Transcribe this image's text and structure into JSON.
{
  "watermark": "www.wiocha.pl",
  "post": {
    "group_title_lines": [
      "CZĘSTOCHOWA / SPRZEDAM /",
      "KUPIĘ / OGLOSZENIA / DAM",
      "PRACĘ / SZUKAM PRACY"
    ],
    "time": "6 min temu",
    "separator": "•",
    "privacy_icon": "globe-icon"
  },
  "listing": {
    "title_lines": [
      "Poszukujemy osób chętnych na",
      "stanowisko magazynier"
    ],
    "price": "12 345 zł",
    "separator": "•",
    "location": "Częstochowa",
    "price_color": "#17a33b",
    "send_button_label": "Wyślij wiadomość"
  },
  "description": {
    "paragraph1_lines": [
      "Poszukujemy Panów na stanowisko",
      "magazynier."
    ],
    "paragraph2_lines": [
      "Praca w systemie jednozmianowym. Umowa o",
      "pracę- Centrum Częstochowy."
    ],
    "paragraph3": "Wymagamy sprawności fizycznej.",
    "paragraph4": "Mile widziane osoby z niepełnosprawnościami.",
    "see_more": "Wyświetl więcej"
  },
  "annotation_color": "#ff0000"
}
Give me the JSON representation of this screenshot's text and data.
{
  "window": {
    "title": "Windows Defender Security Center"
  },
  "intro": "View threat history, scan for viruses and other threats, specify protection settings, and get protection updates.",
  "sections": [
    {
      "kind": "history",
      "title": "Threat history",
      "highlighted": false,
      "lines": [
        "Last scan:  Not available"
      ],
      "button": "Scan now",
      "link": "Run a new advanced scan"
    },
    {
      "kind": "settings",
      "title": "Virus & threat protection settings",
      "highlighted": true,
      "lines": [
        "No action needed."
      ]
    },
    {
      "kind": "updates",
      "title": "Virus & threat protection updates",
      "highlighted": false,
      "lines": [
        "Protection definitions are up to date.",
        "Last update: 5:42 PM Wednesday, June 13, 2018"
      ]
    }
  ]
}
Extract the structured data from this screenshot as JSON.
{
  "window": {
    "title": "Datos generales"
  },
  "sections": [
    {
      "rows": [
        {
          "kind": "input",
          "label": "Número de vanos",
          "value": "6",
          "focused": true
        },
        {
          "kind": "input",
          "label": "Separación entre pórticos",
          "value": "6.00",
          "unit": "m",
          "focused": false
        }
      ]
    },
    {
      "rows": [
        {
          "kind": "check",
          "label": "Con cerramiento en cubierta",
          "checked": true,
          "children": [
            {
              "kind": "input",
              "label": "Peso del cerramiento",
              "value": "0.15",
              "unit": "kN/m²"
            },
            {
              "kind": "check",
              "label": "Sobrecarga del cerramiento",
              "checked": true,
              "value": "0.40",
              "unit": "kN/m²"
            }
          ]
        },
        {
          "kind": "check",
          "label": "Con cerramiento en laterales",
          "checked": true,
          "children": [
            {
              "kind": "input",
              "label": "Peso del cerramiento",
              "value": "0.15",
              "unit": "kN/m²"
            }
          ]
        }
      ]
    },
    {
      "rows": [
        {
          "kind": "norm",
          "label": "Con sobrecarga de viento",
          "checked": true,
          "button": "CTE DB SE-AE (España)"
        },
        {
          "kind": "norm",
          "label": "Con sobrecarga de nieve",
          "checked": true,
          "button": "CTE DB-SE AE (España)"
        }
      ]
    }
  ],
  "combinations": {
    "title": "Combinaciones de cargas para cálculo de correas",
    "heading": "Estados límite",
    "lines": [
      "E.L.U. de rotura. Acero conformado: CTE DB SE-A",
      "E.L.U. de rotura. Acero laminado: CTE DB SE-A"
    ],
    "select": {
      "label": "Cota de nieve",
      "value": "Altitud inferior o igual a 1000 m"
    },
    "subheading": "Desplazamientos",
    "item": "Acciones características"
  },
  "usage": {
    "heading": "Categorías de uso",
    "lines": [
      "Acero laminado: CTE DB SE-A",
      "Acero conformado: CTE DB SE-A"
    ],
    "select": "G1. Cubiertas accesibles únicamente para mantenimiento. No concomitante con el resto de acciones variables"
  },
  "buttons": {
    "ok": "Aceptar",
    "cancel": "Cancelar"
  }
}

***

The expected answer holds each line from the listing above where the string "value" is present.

### Answer to the problem
          "value": "6",
          "value": "6.00",
              "value": "0.15",
              "value": "0.40",
              "value": "0.15",
      "value": "Altitud inferior o igual a 1000 m"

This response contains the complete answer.